The Gut-Skin Connection

The gut microbiome plays a crucial role in skin health, influencing inflammation, immune function, and hormone metabolism. Dysbiosis, or imbalance in gut bacteria, can exacerbate acne. Poor diet, antibiotics and chronic stress have all been linked to imbalances in the gut bacteria leading to inflammation and thus possibly contributing to acne. Probiotics, prebiotics, dietary fiber, stress management are all help to support gut health and may improve acne symptoms.

Management Strategies

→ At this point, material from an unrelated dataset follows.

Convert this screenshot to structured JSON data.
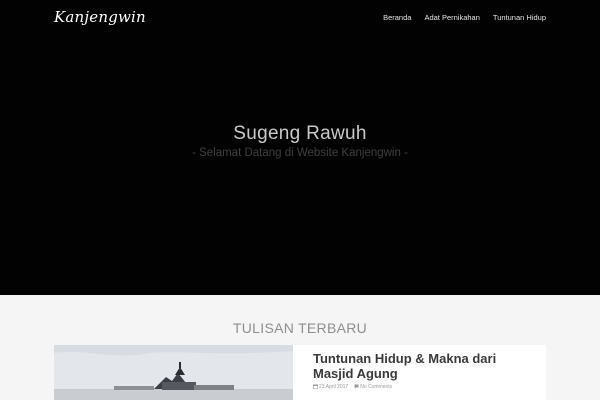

A holistic approach to acne management involves nutritional interventions and herbal remedies to address underlying hormonal imbalances and inflammatory pathways. Individualized treatment plans, tailored to each patient’s specific needs and health history, optimize efficacy. Lifestyle modifications, including stress management and regular exercise also can help successfully to treat acne. While integrative approaches to acne treatment offer promising outcomes, one also needs to be aware of potential interactions, possible side-effects and contraindications. Patients should consult qualified healthcare providers knowledgeable in integrative medicine to ensure safe and effective implementation of bioidentical hormones, nutritional interventions, and herbal remedies. Regular monitoring and adjustments ensure ongoing improvement in acne management.